Start of Records to use

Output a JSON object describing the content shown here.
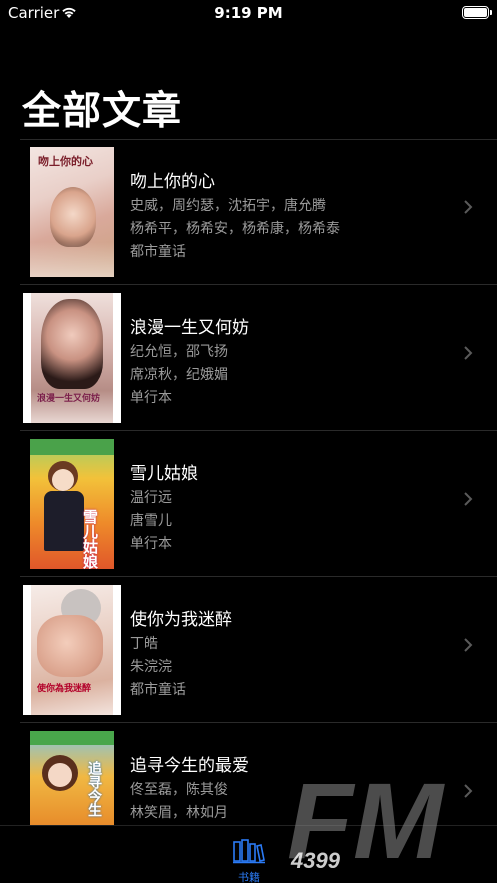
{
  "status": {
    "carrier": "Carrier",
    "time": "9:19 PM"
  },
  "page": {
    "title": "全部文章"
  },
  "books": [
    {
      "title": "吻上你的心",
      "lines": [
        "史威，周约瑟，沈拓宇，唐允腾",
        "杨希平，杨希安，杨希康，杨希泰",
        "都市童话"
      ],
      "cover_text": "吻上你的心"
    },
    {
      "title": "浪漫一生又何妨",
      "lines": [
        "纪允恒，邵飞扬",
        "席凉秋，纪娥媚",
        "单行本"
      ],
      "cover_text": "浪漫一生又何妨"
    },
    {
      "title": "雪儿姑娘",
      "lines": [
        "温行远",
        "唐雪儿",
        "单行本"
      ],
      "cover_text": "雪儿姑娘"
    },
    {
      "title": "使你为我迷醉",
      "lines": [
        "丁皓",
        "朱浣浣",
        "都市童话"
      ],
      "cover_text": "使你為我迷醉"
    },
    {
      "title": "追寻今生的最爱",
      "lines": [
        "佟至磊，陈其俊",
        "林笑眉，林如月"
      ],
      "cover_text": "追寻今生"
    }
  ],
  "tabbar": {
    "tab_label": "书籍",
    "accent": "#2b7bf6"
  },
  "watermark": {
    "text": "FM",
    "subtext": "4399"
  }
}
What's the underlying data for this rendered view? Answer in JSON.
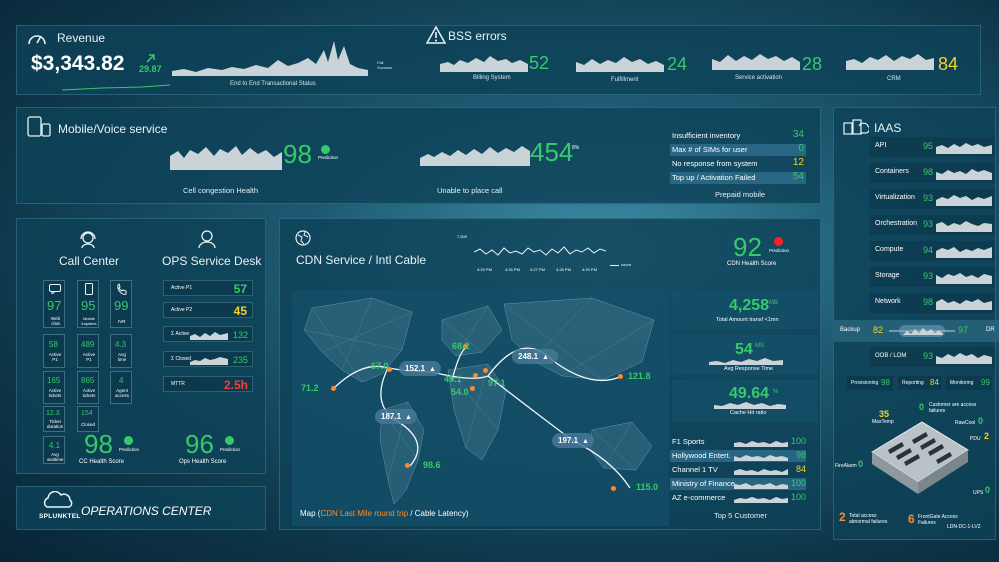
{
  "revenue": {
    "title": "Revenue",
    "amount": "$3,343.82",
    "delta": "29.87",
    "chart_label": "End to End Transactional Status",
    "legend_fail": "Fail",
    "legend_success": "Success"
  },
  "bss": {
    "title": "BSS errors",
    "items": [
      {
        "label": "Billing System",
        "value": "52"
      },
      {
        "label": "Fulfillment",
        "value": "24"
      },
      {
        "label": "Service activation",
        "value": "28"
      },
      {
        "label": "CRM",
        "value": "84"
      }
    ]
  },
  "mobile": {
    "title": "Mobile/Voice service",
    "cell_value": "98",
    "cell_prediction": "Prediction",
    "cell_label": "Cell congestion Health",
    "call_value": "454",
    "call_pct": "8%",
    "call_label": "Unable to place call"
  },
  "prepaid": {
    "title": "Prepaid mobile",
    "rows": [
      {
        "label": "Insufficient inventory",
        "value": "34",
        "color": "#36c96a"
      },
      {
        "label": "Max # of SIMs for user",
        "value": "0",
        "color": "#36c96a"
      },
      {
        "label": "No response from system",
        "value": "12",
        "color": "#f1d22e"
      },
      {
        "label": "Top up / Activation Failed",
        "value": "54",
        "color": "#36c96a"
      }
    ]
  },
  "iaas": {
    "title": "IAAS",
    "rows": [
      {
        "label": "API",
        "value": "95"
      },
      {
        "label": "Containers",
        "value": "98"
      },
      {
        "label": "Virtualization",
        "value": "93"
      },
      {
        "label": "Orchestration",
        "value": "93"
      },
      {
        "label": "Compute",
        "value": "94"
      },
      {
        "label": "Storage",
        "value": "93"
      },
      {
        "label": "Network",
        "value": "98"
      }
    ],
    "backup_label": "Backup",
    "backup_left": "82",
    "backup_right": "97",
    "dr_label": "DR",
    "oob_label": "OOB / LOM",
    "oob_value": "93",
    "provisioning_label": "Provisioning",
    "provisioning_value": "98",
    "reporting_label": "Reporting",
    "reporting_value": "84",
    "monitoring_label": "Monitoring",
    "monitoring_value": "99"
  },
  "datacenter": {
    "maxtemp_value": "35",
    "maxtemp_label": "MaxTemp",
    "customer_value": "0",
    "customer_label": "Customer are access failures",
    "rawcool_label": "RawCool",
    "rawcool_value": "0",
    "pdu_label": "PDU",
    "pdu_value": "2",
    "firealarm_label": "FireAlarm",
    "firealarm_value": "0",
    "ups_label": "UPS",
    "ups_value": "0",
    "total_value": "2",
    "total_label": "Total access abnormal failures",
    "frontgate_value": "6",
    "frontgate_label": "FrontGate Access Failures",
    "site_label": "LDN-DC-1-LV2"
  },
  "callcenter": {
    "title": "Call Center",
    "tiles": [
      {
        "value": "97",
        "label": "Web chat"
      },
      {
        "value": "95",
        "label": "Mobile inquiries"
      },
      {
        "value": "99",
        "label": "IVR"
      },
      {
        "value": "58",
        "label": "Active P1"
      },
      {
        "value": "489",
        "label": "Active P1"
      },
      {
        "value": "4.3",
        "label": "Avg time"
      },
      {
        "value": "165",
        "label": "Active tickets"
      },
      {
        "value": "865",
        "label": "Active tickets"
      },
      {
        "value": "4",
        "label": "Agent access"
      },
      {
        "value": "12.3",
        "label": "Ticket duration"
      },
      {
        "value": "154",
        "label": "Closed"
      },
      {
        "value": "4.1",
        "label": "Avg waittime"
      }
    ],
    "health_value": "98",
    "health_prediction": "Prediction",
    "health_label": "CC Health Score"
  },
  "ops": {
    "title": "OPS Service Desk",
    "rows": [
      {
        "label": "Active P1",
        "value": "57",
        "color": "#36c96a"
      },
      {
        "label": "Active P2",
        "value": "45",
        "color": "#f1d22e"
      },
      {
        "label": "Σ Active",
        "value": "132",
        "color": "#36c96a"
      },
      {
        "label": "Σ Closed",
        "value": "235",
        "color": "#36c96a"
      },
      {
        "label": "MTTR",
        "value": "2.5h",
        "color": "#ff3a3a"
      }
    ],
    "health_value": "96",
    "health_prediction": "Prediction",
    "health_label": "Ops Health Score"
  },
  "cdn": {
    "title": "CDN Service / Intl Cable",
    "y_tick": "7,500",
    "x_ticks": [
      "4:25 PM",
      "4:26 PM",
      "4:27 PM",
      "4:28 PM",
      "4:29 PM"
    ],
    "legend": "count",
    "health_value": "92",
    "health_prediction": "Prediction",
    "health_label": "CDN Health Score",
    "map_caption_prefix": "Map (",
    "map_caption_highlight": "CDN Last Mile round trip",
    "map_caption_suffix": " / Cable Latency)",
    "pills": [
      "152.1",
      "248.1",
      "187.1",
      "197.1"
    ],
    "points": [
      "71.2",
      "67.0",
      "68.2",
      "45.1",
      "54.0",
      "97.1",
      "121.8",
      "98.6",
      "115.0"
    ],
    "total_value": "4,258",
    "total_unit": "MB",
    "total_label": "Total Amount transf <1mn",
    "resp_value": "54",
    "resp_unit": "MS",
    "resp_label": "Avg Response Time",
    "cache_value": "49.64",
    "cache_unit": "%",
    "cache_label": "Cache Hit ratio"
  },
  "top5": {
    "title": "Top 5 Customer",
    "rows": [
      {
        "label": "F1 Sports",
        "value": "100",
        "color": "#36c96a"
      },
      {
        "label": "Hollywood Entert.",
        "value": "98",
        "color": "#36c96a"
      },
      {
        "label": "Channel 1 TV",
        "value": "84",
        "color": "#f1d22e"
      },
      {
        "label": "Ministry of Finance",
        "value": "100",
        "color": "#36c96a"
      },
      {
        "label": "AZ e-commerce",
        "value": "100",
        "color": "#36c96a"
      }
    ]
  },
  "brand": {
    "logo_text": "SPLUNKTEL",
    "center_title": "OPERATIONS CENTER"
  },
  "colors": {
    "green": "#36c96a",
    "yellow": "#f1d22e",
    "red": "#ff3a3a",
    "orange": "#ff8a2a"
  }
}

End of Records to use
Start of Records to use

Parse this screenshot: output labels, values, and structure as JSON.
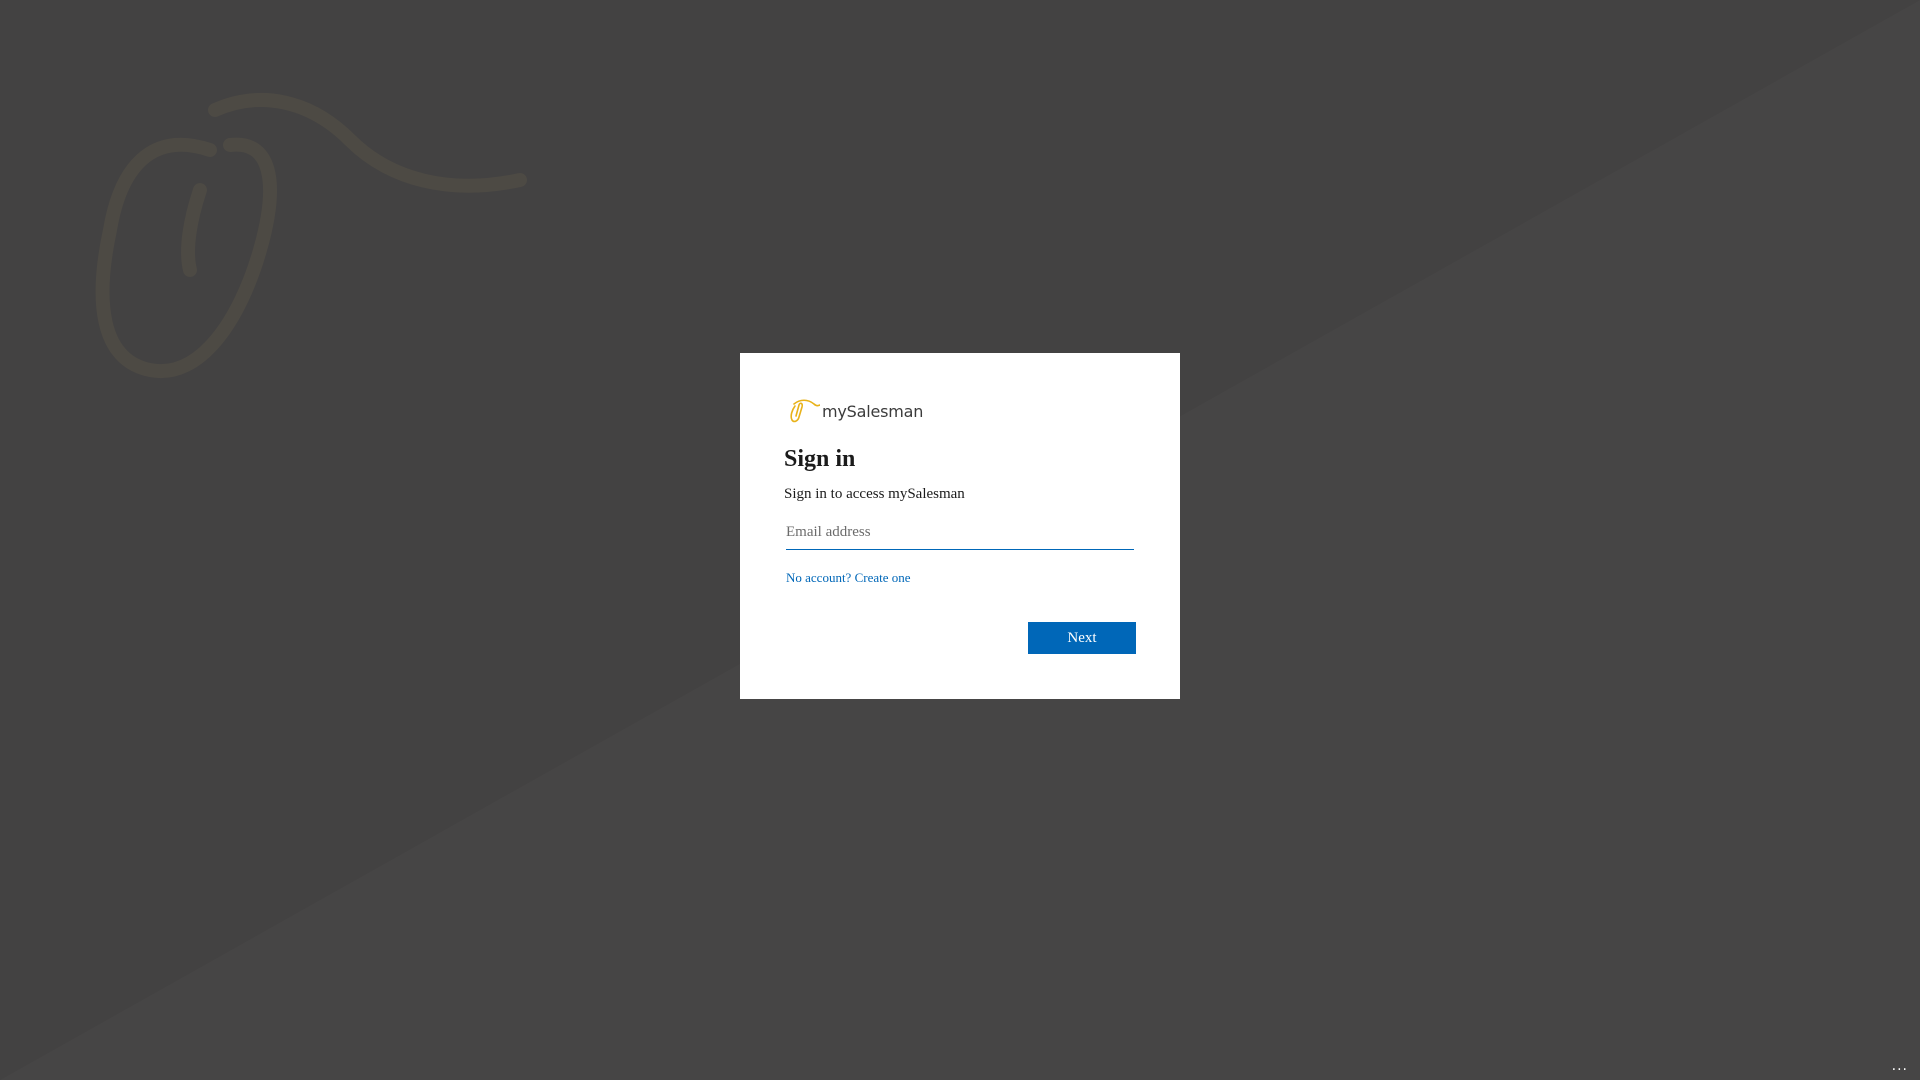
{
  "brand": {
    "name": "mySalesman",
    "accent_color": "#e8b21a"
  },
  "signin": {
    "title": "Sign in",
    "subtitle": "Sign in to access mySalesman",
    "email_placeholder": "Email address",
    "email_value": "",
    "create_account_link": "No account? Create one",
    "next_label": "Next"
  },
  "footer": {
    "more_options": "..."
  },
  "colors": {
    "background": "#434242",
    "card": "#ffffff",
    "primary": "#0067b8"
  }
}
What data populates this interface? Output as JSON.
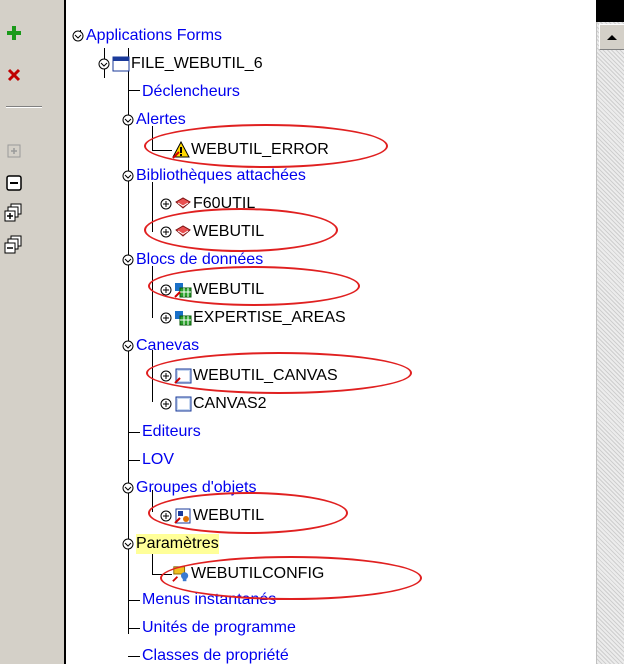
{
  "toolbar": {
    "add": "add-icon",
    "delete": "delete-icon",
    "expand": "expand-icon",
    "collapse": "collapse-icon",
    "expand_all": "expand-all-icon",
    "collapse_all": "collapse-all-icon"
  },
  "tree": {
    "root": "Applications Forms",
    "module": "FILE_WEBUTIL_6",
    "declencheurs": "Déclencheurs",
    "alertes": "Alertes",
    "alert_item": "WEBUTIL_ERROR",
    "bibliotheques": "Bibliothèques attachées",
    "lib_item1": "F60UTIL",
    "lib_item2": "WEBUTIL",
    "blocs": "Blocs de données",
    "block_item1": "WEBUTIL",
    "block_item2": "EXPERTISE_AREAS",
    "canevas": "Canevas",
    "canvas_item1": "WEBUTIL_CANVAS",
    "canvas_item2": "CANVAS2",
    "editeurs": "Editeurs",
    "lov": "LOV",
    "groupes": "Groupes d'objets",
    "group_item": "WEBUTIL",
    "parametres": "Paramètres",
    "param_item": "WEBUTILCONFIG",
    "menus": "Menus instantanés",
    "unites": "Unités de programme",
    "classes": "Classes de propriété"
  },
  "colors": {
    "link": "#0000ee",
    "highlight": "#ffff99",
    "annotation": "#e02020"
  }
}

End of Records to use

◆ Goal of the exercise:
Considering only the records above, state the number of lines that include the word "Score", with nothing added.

◆ The answer:
3